Material for this exercise —
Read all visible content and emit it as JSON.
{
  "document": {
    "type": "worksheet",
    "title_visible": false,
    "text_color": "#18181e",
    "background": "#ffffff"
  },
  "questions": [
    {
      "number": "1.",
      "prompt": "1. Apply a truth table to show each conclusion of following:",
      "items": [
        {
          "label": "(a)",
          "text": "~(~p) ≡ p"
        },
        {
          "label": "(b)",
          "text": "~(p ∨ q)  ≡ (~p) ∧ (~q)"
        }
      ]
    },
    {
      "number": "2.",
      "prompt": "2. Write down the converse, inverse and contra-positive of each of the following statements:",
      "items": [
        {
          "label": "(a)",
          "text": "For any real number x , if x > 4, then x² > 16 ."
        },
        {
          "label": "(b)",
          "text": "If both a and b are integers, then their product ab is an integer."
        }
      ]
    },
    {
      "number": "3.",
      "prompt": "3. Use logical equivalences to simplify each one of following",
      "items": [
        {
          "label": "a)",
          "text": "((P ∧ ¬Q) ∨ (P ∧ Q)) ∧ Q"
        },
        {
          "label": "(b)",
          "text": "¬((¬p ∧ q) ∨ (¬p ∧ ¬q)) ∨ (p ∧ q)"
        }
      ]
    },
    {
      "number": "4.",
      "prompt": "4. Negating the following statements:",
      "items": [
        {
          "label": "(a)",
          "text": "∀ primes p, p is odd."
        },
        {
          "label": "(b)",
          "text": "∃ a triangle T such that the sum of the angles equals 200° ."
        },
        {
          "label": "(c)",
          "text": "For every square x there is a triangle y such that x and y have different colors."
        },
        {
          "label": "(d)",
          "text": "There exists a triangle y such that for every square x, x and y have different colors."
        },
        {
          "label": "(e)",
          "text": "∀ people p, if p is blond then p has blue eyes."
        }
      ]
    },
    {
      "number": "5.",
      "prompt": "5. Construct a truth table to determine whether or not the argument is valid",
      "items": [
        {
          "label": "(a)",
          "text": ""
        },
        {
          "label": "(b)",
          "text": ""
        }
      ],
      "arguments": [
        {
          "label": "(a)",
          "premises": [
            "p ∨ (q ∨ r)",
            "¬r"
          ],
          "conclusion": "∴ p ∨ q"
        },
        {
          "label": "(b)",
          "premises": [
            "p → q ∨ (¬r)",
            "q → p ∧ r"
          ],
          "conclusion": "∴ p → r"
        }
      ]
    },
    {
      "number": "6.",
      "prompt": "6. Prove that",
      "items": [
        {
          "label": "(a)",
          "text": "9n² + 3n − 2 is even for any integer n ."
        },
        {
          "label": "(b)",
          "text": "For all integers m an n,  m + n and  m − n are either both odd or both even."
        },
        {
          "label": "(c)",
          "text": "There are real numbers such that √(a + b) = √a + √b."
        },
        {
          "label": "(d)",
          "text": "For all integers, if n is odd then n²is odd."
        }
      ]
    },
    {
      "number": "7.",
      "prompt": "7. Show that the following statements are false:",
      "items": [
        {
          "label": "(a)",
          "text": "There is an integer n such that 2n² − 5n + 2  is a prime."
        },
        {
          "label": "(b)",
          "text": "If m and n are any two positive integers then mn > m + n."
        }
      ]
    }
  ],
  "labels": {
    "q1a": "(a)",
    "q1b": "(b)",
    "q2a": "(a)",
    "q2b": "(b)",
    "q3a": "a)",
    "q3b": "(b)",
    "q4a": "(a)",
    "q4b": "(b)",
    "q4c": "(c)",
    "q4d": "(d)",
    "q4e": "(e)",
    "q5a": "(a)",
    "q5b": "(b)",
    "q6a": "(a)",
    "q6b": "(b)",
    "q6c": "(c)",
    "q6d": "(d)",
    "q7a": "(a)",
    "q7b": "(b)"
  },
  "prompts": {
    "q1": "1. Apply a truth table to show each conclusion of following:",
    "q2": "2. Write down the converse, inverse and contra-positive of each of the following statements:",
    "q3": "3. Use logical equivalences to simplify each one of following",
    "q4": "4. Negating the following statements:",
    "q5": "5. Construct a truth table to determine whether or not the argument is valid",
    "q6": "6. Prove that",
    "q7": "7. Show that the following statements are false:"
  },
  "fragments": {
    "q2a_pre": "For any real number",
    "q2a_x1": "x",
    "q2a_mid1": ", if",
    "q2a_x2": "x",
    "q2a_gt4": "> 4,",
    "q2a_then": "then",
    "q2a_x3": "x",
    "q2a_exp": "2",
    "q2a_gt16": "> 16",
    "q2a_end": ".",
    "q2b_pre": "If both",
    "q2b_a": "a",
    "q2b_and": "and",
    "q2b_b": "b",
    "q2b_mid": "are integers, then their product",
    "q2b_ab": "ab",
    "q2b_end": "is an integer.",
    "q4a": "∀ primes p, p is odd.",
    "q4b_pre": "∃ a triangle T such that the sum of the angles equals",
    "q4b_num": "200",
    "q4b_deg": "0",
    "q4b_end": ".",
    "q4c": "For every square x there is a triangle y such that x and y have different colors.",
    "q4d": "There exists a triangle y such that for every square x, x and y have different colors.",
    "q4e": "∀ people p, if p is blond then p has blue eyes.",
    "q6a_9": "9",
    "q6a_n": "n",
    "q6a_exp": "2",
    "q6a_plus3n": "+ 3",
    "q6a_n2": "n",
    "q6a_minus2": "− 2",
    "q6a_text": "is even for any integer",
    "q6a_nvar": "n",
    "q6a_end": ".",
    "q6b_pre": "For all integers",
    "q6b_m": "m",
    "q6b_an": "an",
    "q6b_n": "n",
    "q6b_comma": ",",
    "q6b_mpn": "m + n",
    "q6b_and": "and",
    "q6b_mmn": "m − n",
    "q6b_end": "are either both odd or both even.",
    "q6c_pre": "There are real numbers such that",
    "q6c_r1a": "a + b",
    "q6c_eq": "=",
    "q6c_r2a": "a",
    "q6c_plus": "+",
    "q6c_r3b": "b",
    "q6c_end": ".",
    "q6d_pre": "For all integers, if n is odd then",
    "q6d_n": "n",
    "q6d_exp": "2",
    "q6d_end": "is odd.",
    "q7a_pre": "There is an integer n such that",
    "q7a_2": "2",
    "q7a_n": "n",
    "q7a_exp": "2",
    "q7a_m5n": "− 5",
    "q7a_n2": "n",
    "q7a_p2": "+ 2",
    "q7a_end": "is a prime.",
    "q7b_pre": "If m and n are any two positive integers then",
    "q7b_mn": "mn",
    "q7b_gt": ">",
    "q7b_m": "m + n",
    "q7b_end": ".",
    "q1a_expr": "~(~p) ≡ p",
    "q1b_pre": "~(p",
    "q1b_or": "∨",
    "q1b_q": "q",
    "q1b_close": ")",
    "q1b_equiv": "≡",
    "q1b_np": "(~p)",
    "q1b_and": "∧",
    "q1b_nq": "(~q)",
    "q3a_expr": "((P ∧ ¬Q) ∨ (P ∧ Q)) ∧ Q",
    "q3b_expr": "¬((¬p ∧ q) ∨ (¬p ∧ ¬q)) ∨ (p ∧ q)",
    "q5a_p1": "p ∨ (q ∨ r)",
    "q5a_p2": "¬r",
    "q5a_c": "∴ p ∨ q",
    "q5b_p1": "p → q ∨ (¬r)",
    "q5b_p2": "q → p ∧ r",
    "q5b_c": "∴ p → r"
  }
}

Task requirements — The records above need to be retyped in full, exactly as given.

Written answer —
Read all visible content and emit it as JSON.
{
  "document": {
    "type": "worksheet",
    "title_visible": false,
    "text_color": "#18181e",
    "background": "#ffffff"
  },
  "questions": [
    {
      "number": "1.",
      "prompt": "1. Apply a truth table to show each conclusion of following:",
      "items": [
        {
          "label": "(a)",
          "text": "~(~p) ≡ p"
        },
        {
          "label": "(b)",
          "text": "~(p ∨ q)  ≡ (~p) ∧ (~q)"
        }
      ]
    },
    {
      "number": "2.",
      "prompt": "2. Write down the converse, inverse and contra-positive of each of the following statements:",
      "items": [
        {
          "label": "(a)",
          "text": "For any real number x , if x > 4, then x² > 16 ."
        },
        {
          "label": "(b)",
          "text": "If both a and b are integers, then their product ab is an integer."
        }
      ]
    },
    {
      "number": "3.",
      "prompt": "3. Use logical equivalences to simplify each one of following",
      "items": [
        {
          "label": "a)",
          "text": "((P ∧ ¬Q) ∨ (P ∧ Q)) ∧ Q"
        },
        {
          "label": "(b)",
          "text": "¬((¬p ∧ q) ∨ (¬p ∧ ¬q)) ∨ (p ∧ q)"
        }
      ]
    },
    {
      "number": "4.",
      "prompt": "4. Negating the following statements:",
      "items": [
        {
          "label": "(a)",
          "text": "∀ primes p, p is odd."
        },
        {
          "label": "(b)",
          "text": "∃ a triangle T such that the sum of the angles equals 200° ."
        },
        {
          "label": "(c)",
          "text": "For every square x there is a triangle y such that x and y have different colors."
        },
        {
          "label": "(d)",
          "text": "There exists a triangle y such that for every square x, x and y have different colors."
        },
        {
          "label": "(e)",
          "text": "∀ people p, if p is blond then p has blue eyes."
        }
      ]
    },
    {
      "number": "5.",
      "prompt": "5. Construct a truth table to determine whether or not the argument is valid",
      "items": [
        {
          "label": "(a)",
          "text": ""
        },
        {
          "label": "(b)",
          "text": ""
        }
      ],
      "arguments": [
        {
          "label": "(a)",
          "premises": [
            "p ∨ (q ∨ r)",
            "¬r"
          ],
          "conclusion": "∴ p ∨ q"
        },
        {
          "label": "(b)",
          "premises": [
            "p → q ∨ (¬r)",
            "q → p ∧ r"
          ],
          "conclusion": "∴ p → r"
        }
      ]
    },
    {
      "number": "6.",
      "prompt": "6. Prove that",
      "items": [
        {
          "label": "(a)",
          "text": "9n² + 3n − 2 is even for any integer n ."
        },
        {
          "label": "(b)",
          "text": "For all integers m an n,  m + n and  m − n are either both odd or both even."
        },
        {
          "label": "(c)",
          "text": "There are real numbers such that √(a + b) = √a + √b."
        },
        {
          "label": "(d)",
          "text": "For all integers, if n is odd then n²is odd."
        }
      ]
    },
    {
      "number": "7.",
      "prompt": "7. Show that the following statements are false:",
      "items": [
        {
          "label": "(a)",
          "text": "There is an integer n such that 2n² − 5n + 2  is a prime."
        },
        {
          "label": "(b)",
          "text": "If m and n are any two positive integers then mn > m + n."
        }
      ]
    }
  ],
  "labels": {
    "q1a": "(a)",
    "q1b": "(b)",
    "q2a": "(a)",
    "q2b": "(b)",
    "q3a": "a)",
    "q3b": "(b)",
    "q4a": "(a)",
    "q4b": "(b)",
    "q4c": "(c)",
    "q4d": "(d)",
    "q4e": "(e)",
    "q5a": "(a)",
    "q5b": "(b)",
    "q6a": "(a)",
    "q6b": "(b)",
    "q6c": "(c)",
    "q6d": "(d)",
    "q7a": "(a)",
    "q7b": "(b)"
  },
  "prompts": {
    "q1": "1. Apply a truth table to show each conclusion of following:",
    "q2": "2. Write down the converse, inverse and contra-positive of each of the following statements:",
    "q3": "3. Use logical equivalences to simplify each one of following",
    "q4": "4. Negating the following statements:",
    "q5": "5. Construct a truth table to determine whether or not the argument is valid",
    "q6": "6. Prove that",
    "q7": "7. Show that the following statements are false:"
  },
  "fragments": {
    "q2a_pre": "For any real number",
    "q2a_x1": "x",
    "q2a_mid1": ", if",
    "q2a_x2": "x",
    "q2a_gt4": "> 4,",
    "q2a_then": "then",
    "q2a_x3": "x",
    "q2a_exp": "2",
    "q2a_gt16": "> 16",
    "q2a_end": ".",
    "q2b_pre": "If both",
    "q2b_a": "a",
    "q2b_and": "and",
    "q2b_b": "b",
    "q2b_mid": "are integers, then their product",
    "q2b_ab": "ab",
    "q2b_end": "is an integer.",
    "q4a": "∀ primes p, p is odd.",
    "q4b_pre": "∃ a triangle T such that the sum of the angles equals",
    "q4b_num": "200",
    "q4b_deg": "0",
    "q4b_end": ".",
    "q4c": "For every square x there is a triangle y such that x and y have different colors.",
    "q4d": "There exists a triangle y such that for every square x, x and y have different colors.",
    "q4e": "∀ people p, if p is blond then p has blue eyes.",
    "q6a_9": "9",
    "q6a_n": "n",
    "q6a_exp": "2",
    "q6a_plus3n": "+ 3",
    "q6a_n2": "n",
    "q6a_minus2": "− 2",
    "q6a_text": "is even for any integer",
    "q6a_nvar": "n",
    "q6a_end": ".",
    "q6b_pre": "For all integers",
    "q6b_m": "m",
    "q6b_an": "an",
    "q6b_n": "n",
    "q6b_comma": ",",
    "q6b_mpn": "m + n",
    "q6b_and": "and",
    "q6b_mmn": "m − n",
    "q6b_end": "are either both odd or both even.",
    "q6c_pre": "There are real numbers such that",
    "q6c_r1a": "a + b",
    "q6c_eq": "=",
    "q6c_r2a": "a",
    "q6c_plus": "+",
    "q6c_r3b": "b",
    "q6c_end": ".",
    "q6d_pre": "For all integers, if n is odd then",
    "q6d_n": "n",
    "q6d_exp": "2",
    "q6d_end": "is odd.",
    "q7a_pre": "There is an integer n such that",
    "q7a_2": "2",
    "q7a_n": "n",
    "q7a_exp": "2",
    "q7a_m5n": "− 5",
    "q7a_n2": "n",
    "q7a_p2": "+ 2",
    "q7a_end": "is a prime.",
    "q7b_pre": "If m and n are any two positive integers then",
    "q7b_mn": "mn",
    "q7b_gt": ">",
    "q7b_m": "m + n",
    "q7b_end": ".",
    "q1a_expr": "~(~p) ≡ p",
    "q1b_pre": "~(p",
    "q1b_or": "∨",
    "q1b_q": "q",
    "q1b_close": ")",
    "q1b_equiv": "≡",
    "q1b_np": "(~p)",
    "q1b_and": "∧",
    "q1b_nq": "(~q)",
    "q3a_expr": "((P ∧ ¬Q) ∨ (P ∧ Q)) ∧ Q",
    "q3b_expr": "¬((¬p ∧ q) ∨ (¬p ∧ ¬q)) ∨ (p ∧ q)",
    "q5a_p1": "p ∨ (q ∨ r)",
    "q5a_p2": "¬r",
    "q5a_c": "∴ p ∨ q",
    "q5b_p1": "p → q ∨ (¬r)",
    "q5b_p2": "q → p ∧ r",
    "q5b_c": "∴ p → r"
  }
}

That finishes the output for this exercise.